Long-time reader Peter Abela sent in this picture of a roadside inspection in St. Thomas, Ont. about 60 years ago. Back then, cars would be pulled over into empty lots and given the once over to make sure they were roadworthy. There are some who’d say all the provinces should still be doing that!
By Allan Janssen
This summer, as I accompany my wife to antique fairs (dragged along, some would say), I expect to come across piles of vintage automotive signs, magazines, and photographs. They’re the perfect collector’s item for people who don’t have the funds or space to keep old cars.
There they’ll sit at these antique shows, nestled between the vintage door knobs and Coca-Cola bottles, gathered in old milk crates or piled on plywood tables, eliciting waves of nostalgia from a steady stream of onlookers.
Old advertisements for spark plugs, engine chemicals, and motor oil… Pictures of white-capped gas jockeys, smiling as they wash windshields and check oil levels… Grizzled technicians leaning over the hood of a car, cigarettes dangling from their mouths as they adjusts the throttle housing or timing chain… It’s not hard to understand the appeal of these keepsakes from yesteryear. For a modest price, you can take them home and display them in your rec room.
Licensed technician Ted Jones still has the 1965 Lincoln pictured here in the early 1970s at what was then his family’s shop on Mount Pleasant Road in Toronto. His late father, Peter “Pops” Grozdanis at far left, owned the gas bar and repair shop with his brother John (in the door) “I still kid my Uncle John about the haircuts!” Ted says.
What is it that attracts us? The call back to a simpler day? The elegance of the simple technology? The sturdiness and resilience of those early engines?
I don’t know, but I’ve often noticed that many of you shop owners and technicians can’t get enough of these pictures.

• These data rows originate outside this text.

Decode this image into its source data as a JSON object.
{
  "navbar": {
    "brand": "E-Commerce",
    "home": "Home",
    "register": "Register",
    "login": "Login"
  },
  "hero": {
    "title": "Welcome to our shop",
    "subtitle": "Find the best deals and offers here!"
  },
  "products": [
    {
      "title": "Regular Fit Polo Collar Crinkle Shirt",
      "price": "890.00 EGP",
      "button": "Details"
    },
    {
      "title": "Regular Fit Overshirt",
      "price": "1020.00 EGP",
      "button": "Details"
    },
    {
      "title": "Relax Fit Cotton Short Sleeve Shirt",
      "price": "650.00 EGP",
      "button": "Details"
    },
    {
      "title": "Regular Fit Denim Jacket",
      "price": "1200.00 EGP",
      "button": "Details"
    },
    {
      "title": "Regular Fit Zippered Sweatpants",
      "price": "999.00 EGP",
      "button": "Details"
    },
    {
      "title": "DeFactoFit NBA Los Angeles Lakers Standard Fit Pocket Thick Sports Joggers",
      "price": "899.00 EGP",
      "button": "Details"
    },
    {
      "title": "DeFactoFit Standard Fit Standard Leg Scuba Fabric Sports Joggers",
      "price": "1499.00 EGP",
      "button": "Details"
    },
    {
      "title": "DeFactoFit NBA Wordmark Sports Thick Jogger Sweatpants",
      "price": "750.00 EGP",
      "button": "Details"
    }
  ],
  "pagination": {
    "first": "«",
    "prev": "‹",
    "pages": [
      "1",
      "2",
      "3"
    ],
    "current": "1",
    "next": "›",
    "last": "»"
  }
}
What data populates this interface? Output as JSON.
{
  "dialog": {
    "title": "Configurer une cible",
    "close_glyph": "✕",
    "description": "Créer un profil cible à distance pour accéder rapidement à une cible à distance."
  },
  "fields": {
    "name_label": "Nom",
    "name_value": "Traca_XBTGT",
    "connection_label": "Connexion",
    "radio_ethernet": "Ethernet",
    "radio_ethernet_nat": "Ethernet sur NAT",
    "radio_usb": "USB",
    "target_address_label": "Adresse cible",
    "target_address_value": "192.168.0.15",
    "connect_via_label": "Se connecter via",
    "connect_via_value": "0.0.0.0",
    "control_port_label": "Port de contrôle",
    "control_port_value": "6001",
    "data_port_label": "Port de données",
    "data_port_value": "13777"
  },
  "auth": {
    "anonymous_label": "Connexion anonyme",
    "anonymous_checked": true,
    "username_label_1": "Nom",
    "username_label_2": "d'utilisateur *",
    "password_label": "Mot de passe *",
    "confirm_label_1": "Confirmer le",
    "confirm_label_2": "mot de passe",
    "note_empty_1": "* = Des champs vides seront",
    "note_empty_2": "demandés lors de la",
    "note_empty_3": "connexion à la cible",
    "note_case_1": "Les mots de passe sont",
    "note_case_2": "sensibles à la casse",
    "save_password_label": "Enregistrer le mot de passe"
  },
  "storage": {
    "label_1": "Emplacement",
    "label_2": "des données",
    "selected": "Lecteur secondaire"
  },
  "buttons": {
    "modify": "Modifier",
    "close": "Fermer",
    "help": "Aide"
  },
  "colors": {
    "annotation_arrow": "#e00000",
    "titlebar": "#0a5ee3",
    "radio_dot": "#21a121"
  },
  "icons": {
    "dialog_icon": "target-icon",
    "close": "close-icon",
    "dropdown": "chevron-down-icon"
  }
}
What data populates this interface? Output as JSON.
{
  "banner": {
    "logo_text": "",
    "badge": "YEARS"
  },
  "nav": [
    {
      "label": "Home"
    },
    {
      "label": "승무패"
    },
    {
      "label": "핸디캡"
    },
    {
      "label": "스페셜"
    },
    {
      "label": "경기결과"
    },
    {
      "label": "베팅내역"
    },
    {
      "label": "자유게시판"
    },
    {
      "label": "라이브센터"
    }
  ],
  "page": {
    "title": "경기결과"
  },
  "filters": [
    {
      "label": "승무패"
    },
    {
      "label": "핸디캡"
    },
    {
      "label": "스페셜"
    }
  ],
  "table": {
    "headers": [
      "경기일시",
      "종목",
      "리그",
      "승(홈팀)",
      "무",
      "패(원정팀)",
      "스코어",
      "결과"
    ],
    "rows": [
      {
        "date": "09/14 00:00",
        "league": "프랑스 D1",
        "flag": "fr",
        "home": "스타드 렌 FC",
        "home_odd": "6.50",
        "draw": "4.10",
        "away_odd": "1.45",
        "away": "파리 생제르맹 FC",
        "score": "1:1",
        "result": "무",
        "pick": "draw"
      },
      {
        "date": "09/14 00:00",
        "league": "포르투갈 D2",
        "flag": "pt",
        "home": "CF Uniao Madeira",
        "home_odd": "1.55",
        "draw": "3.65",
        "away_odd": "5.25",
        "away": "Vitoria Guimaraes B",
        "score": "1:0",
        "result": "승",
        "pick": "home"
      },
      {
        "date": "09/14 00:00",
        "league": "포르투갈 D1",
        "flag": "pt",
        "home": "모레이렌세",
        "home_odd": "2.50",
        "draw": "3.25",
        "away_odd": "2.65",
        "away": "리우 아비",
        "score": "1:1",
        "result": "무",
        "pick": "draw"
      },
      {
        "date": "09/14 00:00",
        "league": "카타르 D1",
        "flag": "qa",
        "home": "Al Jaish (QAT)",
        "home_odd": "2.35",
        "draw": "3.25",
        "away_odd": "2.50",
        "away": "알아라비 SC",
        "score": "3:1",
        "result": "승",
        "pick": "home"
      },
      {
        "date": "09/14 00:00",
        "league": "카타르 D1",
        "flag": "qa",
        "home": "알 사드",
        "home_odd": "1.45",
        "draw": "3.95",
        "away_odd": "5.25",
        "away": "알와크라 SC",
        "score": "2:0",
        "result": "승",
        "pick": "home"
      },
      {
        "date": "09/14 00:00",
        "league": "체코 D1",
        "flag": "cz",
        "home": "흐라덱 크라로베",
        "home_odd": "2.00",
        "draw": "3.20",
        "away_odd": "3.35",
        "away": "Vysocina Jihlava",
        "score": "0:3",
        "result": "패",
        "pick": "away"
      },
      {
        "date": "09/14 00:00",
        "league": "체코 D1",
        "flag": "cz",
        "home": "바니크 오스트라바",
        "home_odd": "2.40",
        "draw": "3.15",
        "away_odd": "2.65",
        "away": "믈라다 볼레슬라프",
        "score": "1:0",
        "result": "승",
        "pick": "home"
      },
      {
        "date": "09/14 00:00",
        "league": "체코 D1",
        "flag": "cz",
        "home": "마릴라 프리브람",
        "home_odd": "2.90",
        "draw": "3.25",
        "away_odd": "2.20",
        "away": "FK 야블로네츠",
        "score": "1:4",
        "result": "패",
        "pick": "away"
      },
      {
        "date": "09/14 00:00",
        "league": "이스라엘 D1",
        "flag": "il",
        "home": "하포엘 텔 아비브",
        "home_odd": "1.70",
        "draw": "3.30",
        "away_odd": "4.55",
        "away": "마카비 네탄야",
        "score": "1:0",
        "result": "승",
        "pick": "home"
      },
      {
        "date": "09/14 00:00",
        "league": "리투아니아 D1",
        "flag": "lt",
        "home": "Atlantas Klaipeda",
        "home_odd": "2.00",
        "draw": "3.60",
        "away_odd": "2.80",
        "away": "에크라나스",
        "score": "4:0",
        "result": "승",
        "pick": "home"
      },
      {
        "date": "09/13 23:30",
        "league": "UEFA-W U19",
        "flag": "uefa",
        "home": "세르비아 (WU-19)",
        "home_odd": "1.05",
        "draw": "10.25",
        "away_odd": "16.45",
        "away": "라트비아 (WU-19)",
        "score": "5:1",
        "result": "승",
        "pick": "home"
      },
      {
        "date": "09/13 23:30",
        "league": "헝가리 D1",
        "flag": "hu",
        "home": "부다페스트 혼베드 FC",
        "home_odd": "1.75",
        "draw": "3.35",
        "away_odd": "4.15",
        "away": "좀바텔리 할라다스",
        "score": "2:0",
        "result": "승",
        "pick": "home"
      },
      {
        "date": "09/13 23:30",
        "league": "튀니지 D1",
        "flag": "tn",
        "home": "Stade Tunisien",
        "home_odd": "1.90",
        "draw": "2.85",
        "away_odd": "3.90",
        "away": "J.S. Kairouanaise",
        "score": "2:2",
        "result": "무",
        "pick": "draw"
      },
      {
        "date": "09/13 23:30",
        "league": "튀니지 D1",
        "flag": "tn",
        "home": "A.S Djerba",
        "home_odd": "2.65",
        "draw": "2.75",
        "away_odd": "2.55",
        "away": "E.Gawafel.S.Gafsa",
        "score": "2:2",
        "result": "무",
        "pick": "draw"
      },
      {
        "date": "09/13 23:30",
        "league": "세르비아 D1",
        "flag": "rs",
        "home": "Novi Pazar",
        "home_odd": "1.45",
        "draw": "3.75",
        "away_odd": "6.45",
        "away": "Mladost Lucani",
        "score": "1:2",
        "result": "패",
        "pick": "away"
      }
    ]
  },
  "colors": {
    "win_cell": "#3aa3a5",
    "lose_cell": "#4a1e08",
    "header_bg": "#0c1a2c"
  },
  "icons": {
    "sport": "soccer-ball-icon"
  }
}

We ran a series of collages last year, looking at how automotive magazines have covered common subjects in decades past. It was fun to remember how “the latest technology” was depicted in the 1940s, and how customer service evolved through the 50s.
I’d like to continue our walk down memory lane this year… but not with scans of old magazines. Let’s see some of the photographs in your own collections. This month’s Letters Pages features a shot of a public vehicle inspection in St. Thomas, Ont. during the 1960s. Sent in by my friend Peter Abela, it’s a real piece of history! Public inspection lanes are a rare sight these days. And given the condition of some vehicles, a lot of us would welcome their return.
Do you have something similar hanging on your walls? I know some of you do. I’ve seen them when I visited. Do me a favour and take them down just long enough to scan them. I want to see your shop before you were around, when your father or your grandfather ran it. Or maybe when the previous owner started up.
I’ll reprint it on our website and on the Letters Page of an upcoming issue. We’ll all get a kick out of the way things used to be.
It will be especially poignant given the rapid pace of change that is transforming every aspect of our industry. I imagine these days will soon look as quaint as the old pictures hanging on our walls, and turning yellow in photo albums. Some future technician will look at the stories in this magazine with a bemused grin, laughing at the scan data we puzzle over.
We’re part of the march of time. And while it’s fun to look back, let’s not forget to look ahead!
Clockwise from top left: Capital Dodge in Ottawa in the 1980s; Abe ‘The Duke’ Cohen in Toronto; Harper’s Tire has been operating in Calgary since the 1930s; and the team at Regina Auto Body in the 1940s.
Got a memory you’d like to share? We’d love to see pictures of your shop in old timey days. Or, better yet, a picture of you working on a vehicle before they were mostly electronic! Send a high-res scan to firstname.lastname@example.org.